◆ Problem to work on ◆
Which lines below contain the word "true"? Copy each of them.

Content starts

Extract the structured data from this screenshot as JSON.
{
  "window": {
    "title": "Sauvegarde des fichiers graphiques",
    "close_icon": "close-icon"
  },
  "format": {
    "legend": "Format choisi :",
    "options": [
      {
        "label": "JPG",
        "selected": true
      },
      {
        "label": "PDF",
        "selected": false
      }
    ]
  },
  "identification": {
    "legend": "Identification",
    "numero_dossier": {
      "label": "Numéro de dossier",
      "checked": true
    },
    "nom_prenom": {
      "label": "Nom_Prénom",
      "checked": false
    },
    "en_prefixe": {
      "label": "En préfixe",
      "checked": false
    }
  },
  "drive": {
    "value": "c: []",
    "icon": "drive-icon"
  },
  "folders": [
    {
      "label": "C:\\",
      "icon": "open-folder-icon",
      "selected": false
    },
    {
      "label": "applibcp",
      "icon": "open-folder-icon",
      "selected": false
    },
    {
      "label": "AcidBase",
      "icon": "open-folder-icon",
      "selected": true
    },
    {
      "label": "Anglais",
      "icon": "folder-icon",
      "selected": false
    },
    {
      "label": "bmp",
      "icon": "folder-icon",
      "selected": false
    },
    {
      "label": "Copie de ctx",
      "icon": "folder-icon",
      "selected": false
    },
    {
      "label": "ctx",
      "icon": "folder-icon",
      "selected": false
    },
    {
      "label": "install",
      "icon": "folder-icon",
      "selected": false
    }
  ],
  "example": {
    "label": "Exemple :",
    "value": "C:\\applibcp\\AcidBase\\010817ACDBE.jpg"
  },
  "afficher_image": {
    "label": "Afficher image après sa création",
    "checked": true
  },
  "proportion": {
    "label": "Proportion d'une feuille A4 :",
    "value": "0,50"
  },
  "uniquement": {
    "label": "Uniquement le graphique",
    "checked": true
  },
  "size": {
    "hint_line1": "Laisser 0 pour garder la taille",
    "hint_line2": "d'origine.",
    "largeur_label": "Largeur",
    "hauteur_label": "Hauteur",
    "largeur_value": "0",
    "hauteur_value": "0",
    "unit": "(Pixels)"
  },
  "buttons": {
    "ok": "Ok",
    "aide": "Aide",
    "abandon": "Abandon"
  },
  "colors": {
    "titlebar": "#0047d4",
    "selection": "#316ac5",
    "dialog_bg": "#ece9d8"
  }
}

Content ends

◆ Your solution ◆
        "selected": true
      "checked": true
      "selected": true
    "checked": true
    "checked": true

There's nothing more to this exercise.